  • Lifts – Passenger lifts will no longer function. It is part of the Campus Services response to check lifts in buildings for entrapped persons during a power failure.
  • Gas detection systems – Laboratory gas detection systems will cease to function so users should turn off lab gas supplies and / or isolate cylinders if safe to do so. Users of cryogenics should cease work and make their workspace safe.
  • Intruder Alarms – In most cases intruder alarms will switch to battery power during a power outage but some may cease to work with immediate effect. The information above for access control systems should be referred to.
  • Heating Systems – All heating systems will cease to function.

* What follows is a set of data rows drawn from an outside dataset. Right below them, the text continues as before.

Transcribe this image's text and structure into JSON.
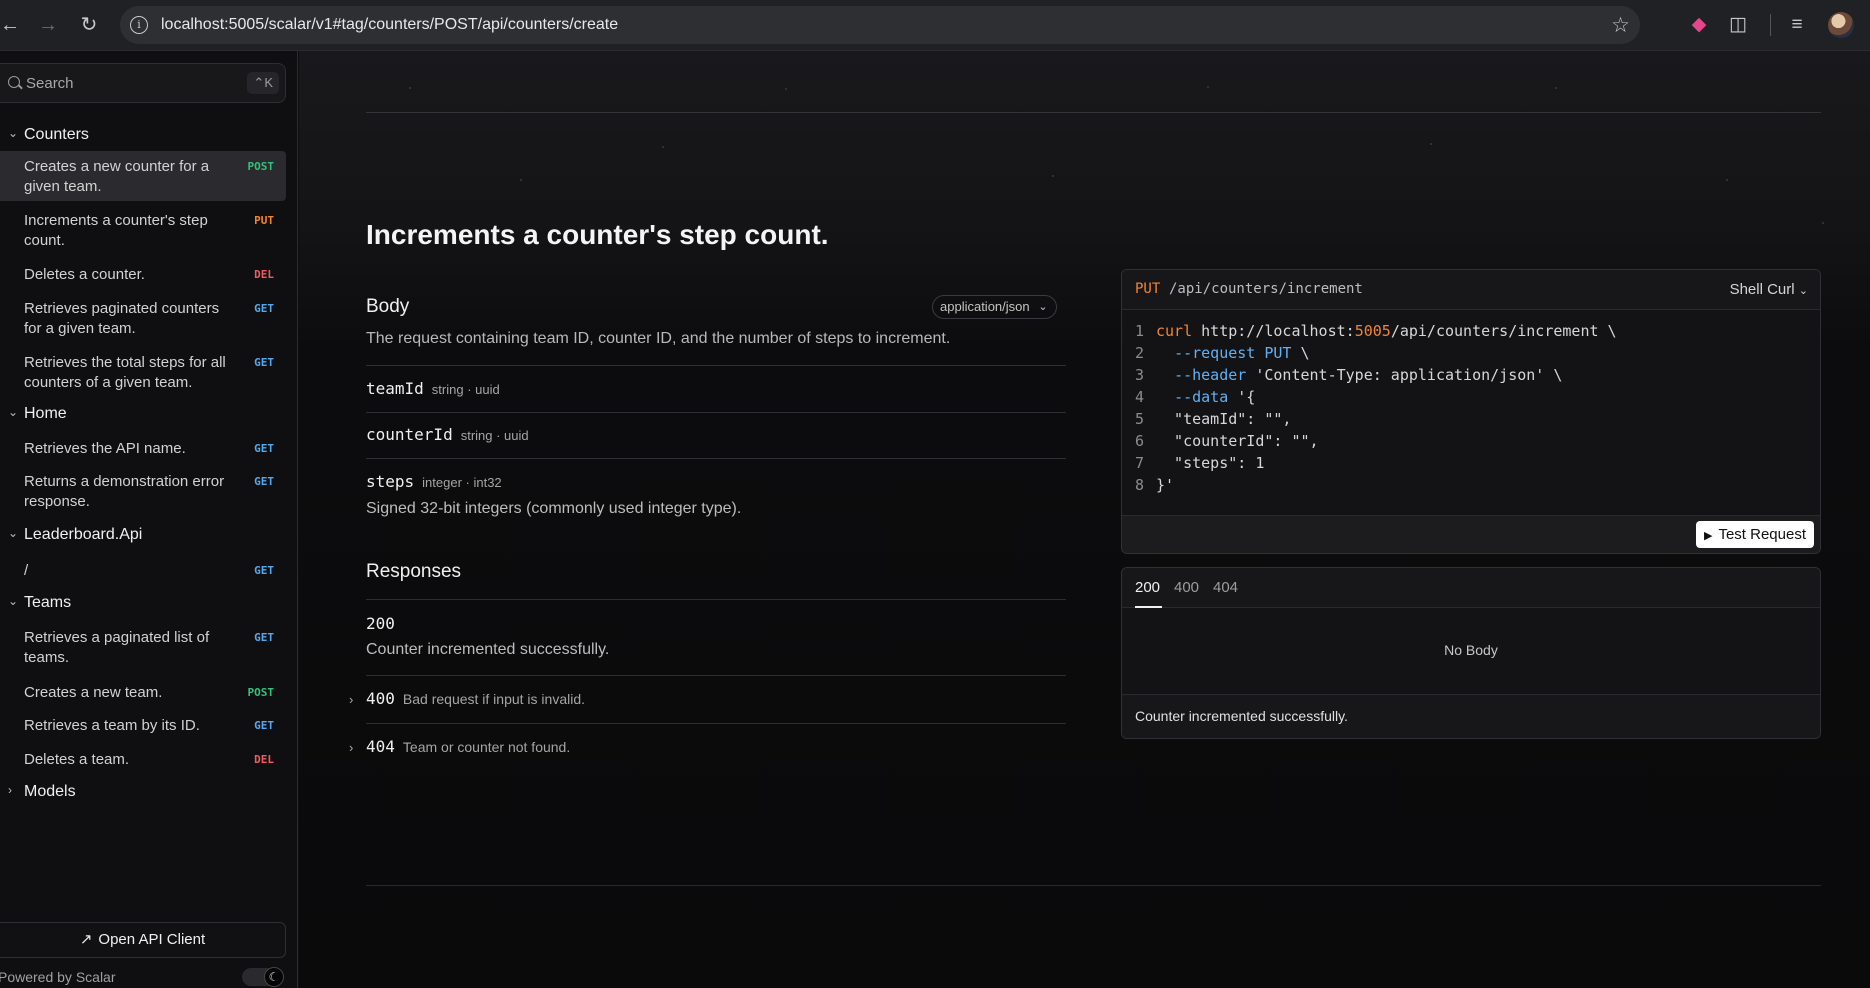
{
  "browser": {
    "url": "localhost:5005/scalar/v1#tag/counters/POST/api/counters/create"
  },
  "sidebar": {
    "search_placeholder": "Search",
    "search_shortcut": "⌃K",
    "groups": [
      {
        "title": "Counters",
        "items": [
          {
            "label": "Creates a new counter for a given team.",
            "method": "POST",
            "active": true
          },
          {
            "label": "Increments a counter's step count.",
            "method": "PUT"
          },
          {
            "label": "Deletes a counter.",
            "method": "DEL"
          },
          {
            "label": "Retrieves paginated counters for a given team.",
            "method": "GET"
          },
          {
            "label": "Retrieves the total steps for all counters of a given team.",
            "method": "GET"
          }
        ]
      },
      {
        "title": "Home",
        "items": [
          {
            "label": "Retrieves the API name.",
            "method": "GET"
          },
          {
            "label": "Returns a demonstration error response.",
            "method": "GET"
          }
        ]
      },
      {
        "title": "Leaderboard.Api",
        "items": [
          {
            "label": "/",
            "method": "GET"
          }
        ]
      },
      {
        "title": "Teams",
        "items": [
          {
            "label": "Retrieves a paginated list of teams.",
            "method": "GET"
          },
          {
            "label": "Creates a new team.",
            "method": "POST"
          },
          {
            "label": "Retrieves a team by its ID.",
            "method": "GET"
          },
          {
            "label": "Deletes a team.",
            "method": "DEL"
          }
        ]
      },
      {
        "title": "Models",
        "items": []
      }
    ],
    "open_client_label": "Open API Client",
    "powered_by": "Powered by Scalar"
  },
  "operation": {
    "title": "Increments a counter's step count.",
    "body_heading": "Body",
    "content_type": "application/json",
    "body_description": "The request containing team ID, counter ID, and the number of steps to increment.",
    "params": [
      {
        "name": "teamId",
        "type": "string · uuid"
      },
      {
        "name": "counterId",
        "type": "string · uuid"
      },
      {
        "name": "steps",
        "type": "integer · int32",
        "description": "Signed 32-bit integers (commonly used integer type)."
      }
    ],
    "responses_heading": "Responses",
    "responses": [
      {
        "code": "200",
        "description": "Counter incremented successfully."
      },
      {
        "code": "400",
        "description": "Bad request if input is invalid."
      },
      {
        "code": "404",
        "description": "Team or counter not found."
      }
    ]
  },
  "request_example": {
    "method": "PUT",
    "path": "/api/counters/increment",
    "language": "Shell Curl",
    "lines": [
      {
        "n": "1",
        "parts": [
          [
            "cmd",
            "curl"
          ],
          [
            "plain",
            " http://localhost:"
          ],
          [
            "kw",
            "5005"
          ],
          [
            "plain",
            "/api/counters/increment \\"
          ]
        ]
      },
      {
        "n": "2",
        "parts": [
          [
            "plain",
            "  "
          ],
          [
            "flag",
            "--request"
          ],
          [
            "plain",
            " "
          ],
          [
            "flag",
            "PUT"
          ],
          [
            "plain",
            " \\"
          ]
        ]
      },
      {
        "n": "3",
        "parts": [
          [
            "plain",
            "  "
          ],
          [
            "flag",
            "--header"
          ],
          [
            "plain",
            " 'Content-Type: application/json' \\"
          ]
        ]
      },
      {
        "n": "4",
        "parts": [
          [
            "plain",
            "  "
          ],
          [
            "flag",
            "--data"
          ],
          [
            "plain",
            " '{"
          ]
        ]
      },
      {
        "n": "5",
        "parts": [
          [
            "plain",
            "  \"teamId\": \"\","
          ]
        ]
      },
      {
        "n": "6",
        "parts": [
          [
            "plain",
            "  \"counterId\": \"\","
          ]
        ]
      },
      {
        "n": "7",
        "parts": [
          [
            "plain",
            "  \"steps\": 1"
          ]
        ]
      },
      {
        "n": "8",
        "parts": [
          [
            "plain",
            "}'"
          ]
        ]
      }
    ],
    "test_button_label": "Test Request"
  },
  "response_example": {
    "tabs": [
      "200",
      "400",
      "404"
    ],
    "selected_tab": "200",
    "body_text": "No Body",
    "footer_text": "Counter incremented successfully."
  }
}
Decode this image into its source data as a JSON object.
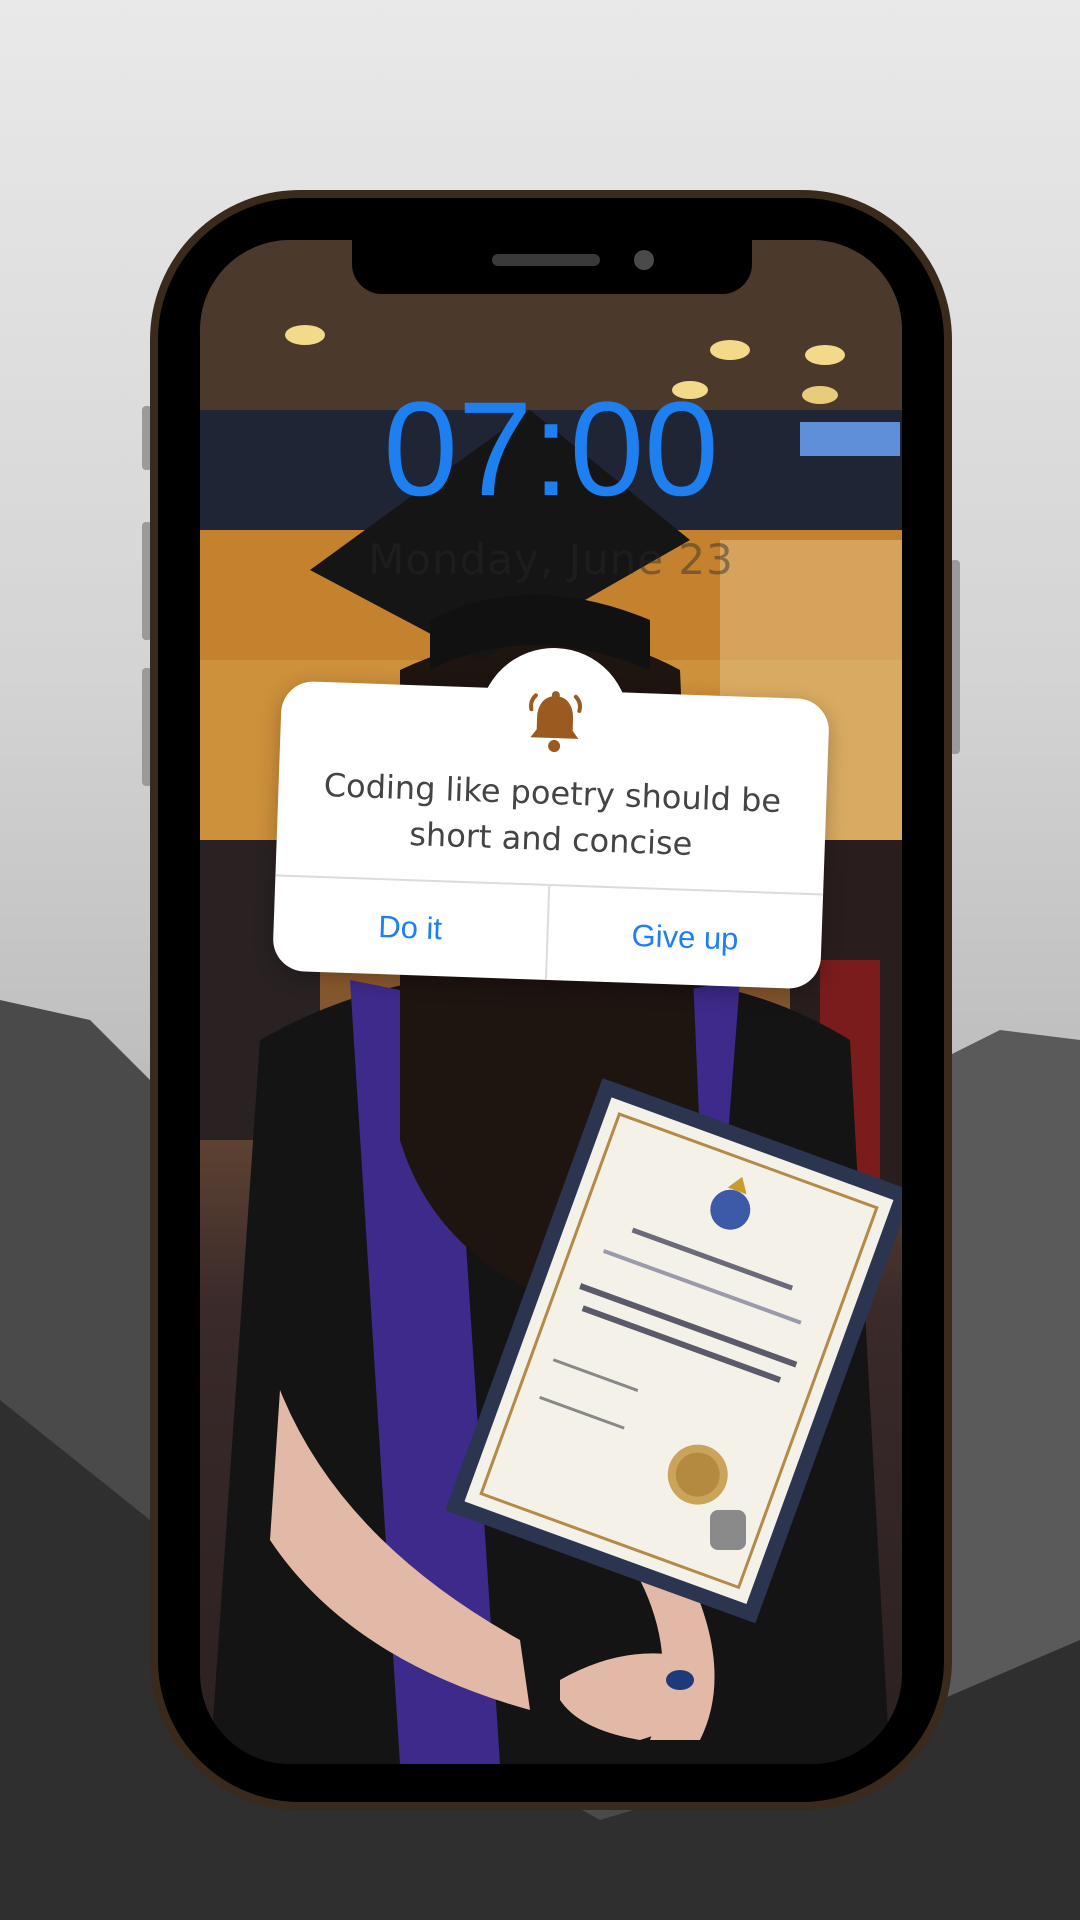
{
  "lockscreen": {
    "time": "07:00",
    "date": "Monday, June 23"
  },
  "notification": {
    "icon": "bell-icon",
    "message": "Coding like poetry should be short and concise",
    "actions": {
      "primary_label": "Do it",
      "secondary_label": "Give up"
    }
  },
  "colors": {
    "accent": "#1e7ff0",
    "bell": "#9a5a20",
    "phone_frame": "#3a2a1c"
  }
}
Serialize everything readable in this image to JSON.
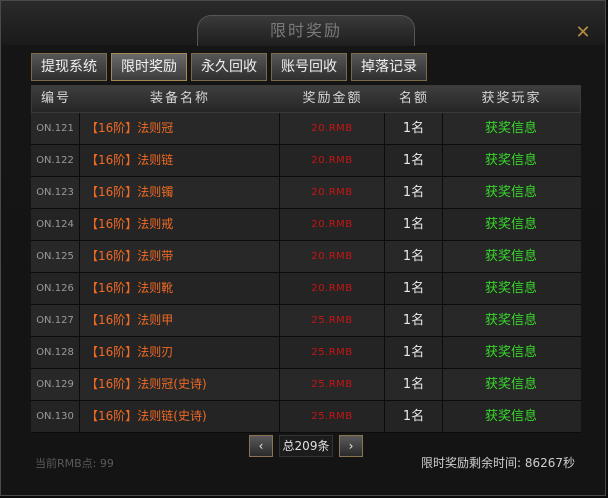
{
  "window": {
    "title": "限时奖励",
    "close_label": "✕"
  },
  "tabs": [
    {
      "label": "提现系统"
    },
    {
      "label": "限时奖励"
    },
    {
      "label": "永久回收"
    },
    {
      "label": "账号回收"
    },
    {
      "label": "掉落记录"
    }
  ],
  "table": {
    "headers": [
      "编号",
      "装备名称",
      "奖励金额",
      "名额",
      "获奖玩家"
    ],
    "rows": [
      {
        "id": "ON.121",
        "name": "【16阶】法则冠",
        "reward": "20.RMB",
        "quota": "1名",
        "winner": "获奖信息"
      },
      {
        "id": "ON.122",
        "name": "【16阶】法则链",
        "reward": "20.RMB",
        "quota": "1名",
        "winner": "获奖信息"
      },
      {
        "id": "ON.123",
        "name": "【16阶】法则镯",
        "reward": "20.RMB",
        "quota": "1名",
        "winner": "获奖信息"
      },
      {
        "id": "ON.124",
        "name": "【16阶】法则戒",
        "reward": "20.RMB",
        "quota": "1名",
        "winner": "获奖信息"
      },
      {
        "id": "ON.125",
        "name": "【16阶】法则带",
        "reward": "20.RMB",
        "quota": "1名",
        "winner": "获奖信息"
      },
      {
        "id": "ON.126",
        "name": "【16阶】法则靴",
        "reward": "20.RMB",
        "quota": "1名",
        "winner": "获奖信息"
      },
      {
        "id": "ON.127",
        "name": "【16阶】法则甲",
        "reward": "25.RMB",
        "quota": "1名",
        "winner": "获奖信息"
      },
      {
        "id": "ON.128",
        "name": "【16阶】法则刃",
        "reward": "25.RMB",
        "quota": "1名",
        "winner": "获奖信息"
      },
      {
        "id": "ON.129",
        "name": "【16阶】法则冠(史诗)",
        "reward": "25.RMB",
        "quota": "1名",
        "winner": "获奖信息"
      },
      {
        "id": "ON.130",
        "name": "【16阶】法则链(史诗)",
        "reward": "25.RMB",
        "quota": "1名",
        "winner": "获奖信息"
      }
    ]
  },
  "pager": {
    "prev_icon": "‹",
    "next_icon": "›",
    "total_text": "总209条"
  },
  "footer": {
    "current_points": "当前RMB点: 99",
    "remaining_time": "限时奖励剩余时间: 86267秒"
  },
  "colors": {
    "item_name": "#f06a24",
    "reward": "#c81414",
    "winner_link": "#37d82c",
    "tab_border": "#7a6a48"
  },
  "icons": {
    "close": "close-icon",
    "prev": "chevron-left-icon",
    "next": "chevron-right-icon"
  }
}
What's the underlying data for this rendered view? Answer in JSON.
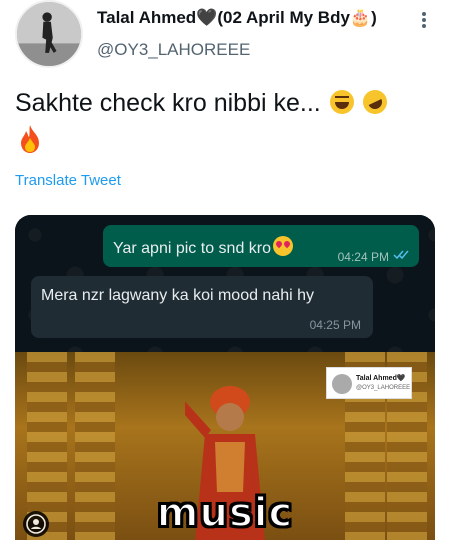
{
  "tweet": {
    "author_name": "Talal Ahmed🖤(02 April My Bdy🎂)",
    "handle": "@OY3_LAHOREEE",
    "text": "Sakhte check kro nibbi ke...",
    "translate_label": "Translate Tweet"
  },
  "media": {
    "chat": {
      "outgoing_message": "Yar apni pic to snd kro",
      "outgoing_time": "04:24 PM",
      "incoming_message": "Mera nzr lagwany ka koi mood nahi hy",
      "incoming_time": "04:25 PM"
    },
    "meme": {
      "caption": "music",
      "watermark_name": "Talal Ahmed🖤",
      "watermark_handle": "@OY3_LAHOREEE"
    }
  },
  "icons": {
    "more": "more-vertical-icon",
    "fire": "fire-emoji",
    "profile": "profile-icon"
  },
  "colors": {
    "link": "#1d9bf0",
    "handle": "#536471",
    "whatsapp_out": "#005c4b",
    "whatsapp_in": "#1f2c33"
  }
}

  • Ensure that battery backups for any locally managed systems have been serviced. Estate Services will be checking centrally managed systems.
  • Place equipment controls into the ‘off’ position as appropriate. Fridges and freezers should not be turned off and there may be other equipment such as incubators, thermocyclers, etc. that you may want to keep turned on during an outage so it will resume operation (or hold temp) when power returns. This should be assessed on a case by case basis.
  • Isolate from the power supply electrical equipment that cannot be turned off as appropriate and if it is safe to do so. Ideally high value or sensitive equipment should not be left powered during an outage if possible.
  • Source and fit surge protectors to sensitive equipment to minimise the risk from supply fluctuations as the power is restored.
  • Consider fitting True in-Line UPS (Uninterrupted Power Supply) units to sensitive equipment that cannot be easily isolated or turned off. These units will both maintain a power supply to the equipment in the event of an outage and will also help protect it against damage caused by supply surges / Battery backups or power banks can be fitted to less sensitive equipment.
  • Avoid running equipment and experiments during periods when power cuts are scheduled or likely.
  • Check that fume hoods, ventilated chemical storage cabinets, biosafety cabinets, etc. have been made safe and do not contain active experiments, unsecured hazardous materials or uncapped volatiles in advance of a scheduled power cut.
  • Have freezer and chiller units inspected or services as necessary.
  • Ensure that your response plan to a CO2 dump into -80 freezers is up to date (remember CO2 is a chemical asphyxiant).
  • Disconnect / power down laboratory equipment whenever possible if power outages are scheduled or likely.

Contact UCD SIRC Office

University SIRC Office, Roebuck Castle, University College Dublin, Belfield, Dublin 4, Ireland.
T: +353 1 716 8771 | E: sirc@ucd.ie